January 22, 2010
DENVER (AP) – Tree-killing beetles have infested another 500,000 acres of pine trees in Colorado and southern Wyoming, boosting the total outbreak to 3.6 million acres in the region, according to a report released Friday.
The infestation that started more than a decade ago in Colorado’s north-central mountains is growing more rapidly east of the Continental Divide, the U.S. Forest Service said. The biggest increases last year were in northern Colorado’s Larimer County and southern Wyoming’s Snowy and Laramie mountains.
Rick Cables, head of the Forest Service’s Rocky Mountain region, said a national management team formed late last year is coordinating responses to the epidemic.
The Forest Service is pumping $40 million more into battling the tiny bugs that burrow under the bark of pine trees.
The beetles, about the size of a match head, lay their eggs inside the tree, turning the green needles to the color of rust as they feed on the tree and restrict its ability to draw water.
Threats from the stands of dead trees include the risk of catastrophic wildfires, injury and property damage from falling trees, and damage to waterways from erosion, forest officials said.
Thousands of acres of infected trees have been cut.
“For the next two years, we are working with a national incident management organization to approach our efforts across the entire landscape utilizing all of the tools available,” Cables said.
While bark beetle infestations are considered part of natural cycles, experts said drought and warmer temperatures are making the current outbreak worse. The region hasn’t had prolonged freezing temperatures that would help kill the bugs, and drought has weakened the trees.
Other Western states with beetle infestations are Idaho, Montana, New Mexico, Oregon and eastern Washington. And about 330,000 acres of the 1.2 million-acre Black Hills National Forest in western South Dakota have been affected.
Some critics have questioned spending so much money to remove the infected trees.

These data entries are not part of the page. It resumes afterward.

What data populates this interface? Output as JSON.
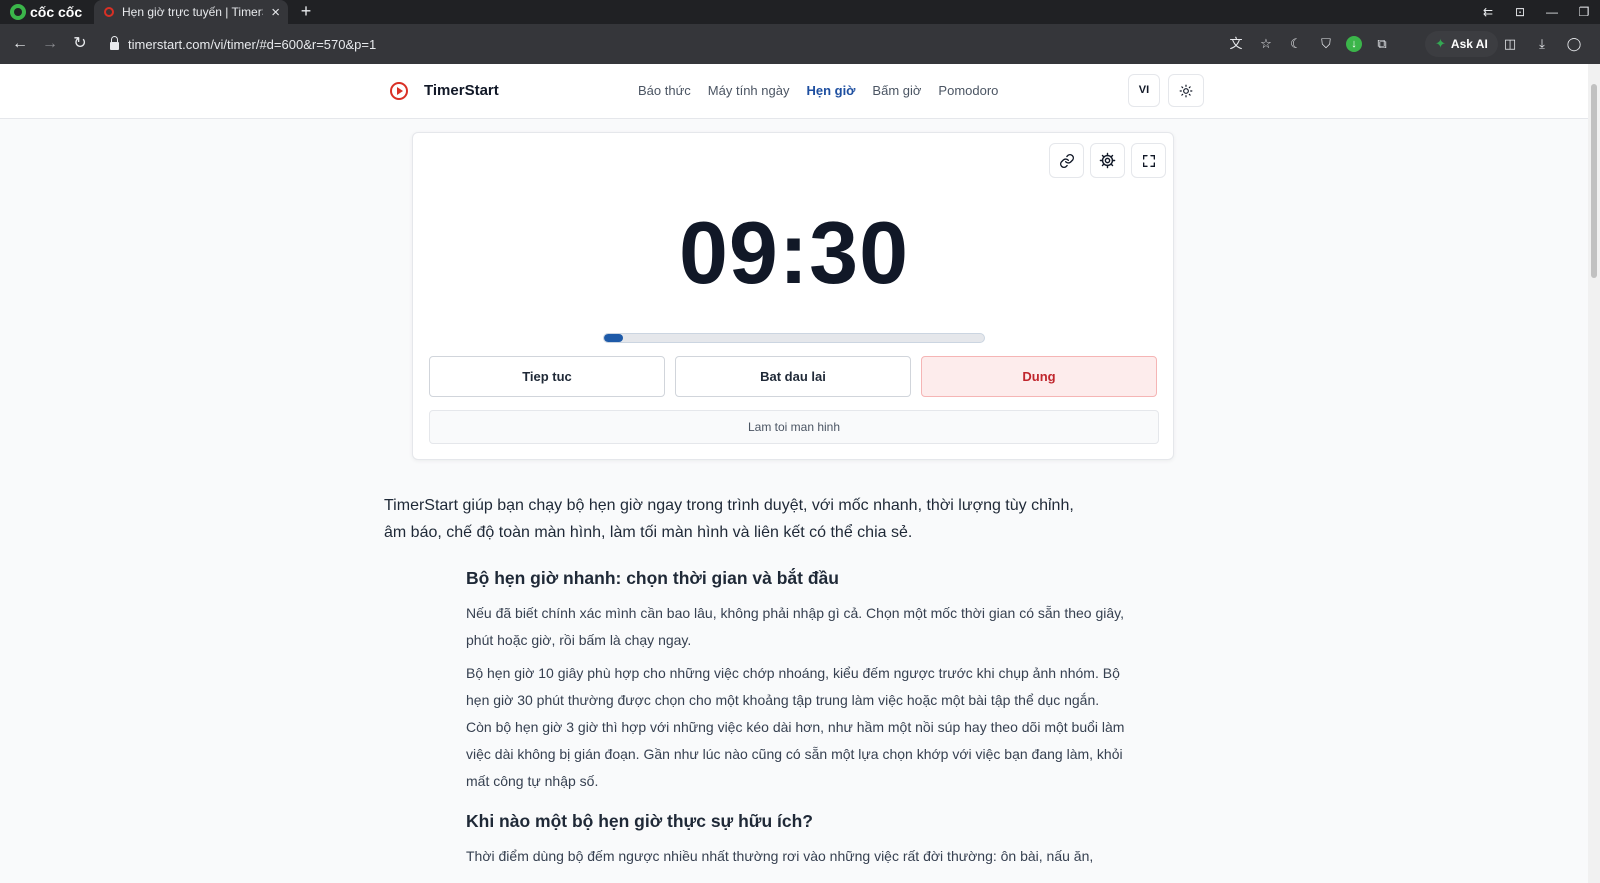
{
  "browser": {
    "brand": "cốc cốc",
    "tab_title": "Hẹn giờ trực tuyến | TimerSt",
    "url": "timerstart.com/vi/timer/#d=600&r=570&p=1",
    "ask_ai_label": "Ask AI",
    "icons": [
      "back-icon",
      "forward-icon",
      "reload-icon",
      "lock-icon",
      "translate-icon",
      "star-icon",
      "moon-icon",
      "shield-icon",
      "download-badge-icon",
      "extensions-icon",
      "sidebar-icon",
      "downloads-icon",
      "profile-icon"
    ]
  },
  "site": {
    "name": "TimerStart",
    "nav": [
      {
        "label": "Báo thức",
        "active": false
      },
      {
        "label": "Máy tính ngày",
        "active": false
      },
      {
        "label": "Hẹn giờ",
        "active": true
      },
      {
        "label": "Bấm giờ",
        "active": false
      },
      {
        "label": "Pomodoro",
        "active": false
      }
    ],
    "lang": "VI"
  },
  "timer": {
    "display": "09:30",
    "progress": 0.05,
    "buttons": {
      "resume": "Tiep tuc",
      "restart": "Bat dau lai",
      "stop": "Dung",
      "dim": "Lam toi man hinh"
    },
    "colors": {
      "progress": "#1e5aa8",
      "stop_bg": "#fdecec",
      "stop_text": "#c0262d"
    }
  },
  "content": {
    "intro": "TimerStart giúp bạn chạy bộ hẹn giờ ngay trong trình duyệt, với mốc nhanh, thời lượng tùy chỉnh, âm báo, chế độ toàn màn hình, làm tối màn hình và liên kết có thể chia sẻ.",
    "section1_heading": "Bộ hẹn giờ nhanh: chọn thời gian và bắt đầu",
    "section1_p1": "Nếu đã biết chính xác mình cần bao lâu, không phải nhập gì cả. Chọn một mốc thời gian có sẵn theo giây, phút hoặc giờ, rồi bấm là chạy ngay.",
    "section1_p2": "Bộ hẹn giờ 10 giây phù hợp cho những việc chớp nhoáng, kiểu đếm ngược trước khi chụp ảnh nhóm. Bộ hẹn giờ 30 phút thường được chọn cho một khoảng tập trung làm việc hoặc một bài tập thể dục ngắn. Còn bộ hẹn giờ 3 giờ thì hợp với những việc kéo dài hơn, như hầm một nồi súp hay theo dõi một buổi làm việc dài không bị gián đoạn. Gần như lúc nào cũng có sẵn một lựa chọn khớp với việc bạn đang làm, khỏi mất công tự nhập số.",
    "section2_heading": "Khi nào một bộ hẹn giờ thực sự hữu ích?",
    "section2_p1": "Thời điểm dùng bộ đếm ngược nhiều nhất thường rơi vào những việc rất đời thường: ôn bài, nấu ăn,"
  }
}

Researchers, including University of Colorado professor Tom Veblen, have said climate – hot, dry weather – drives forest fires, and that dead trees are no more of a fire risk than live ones.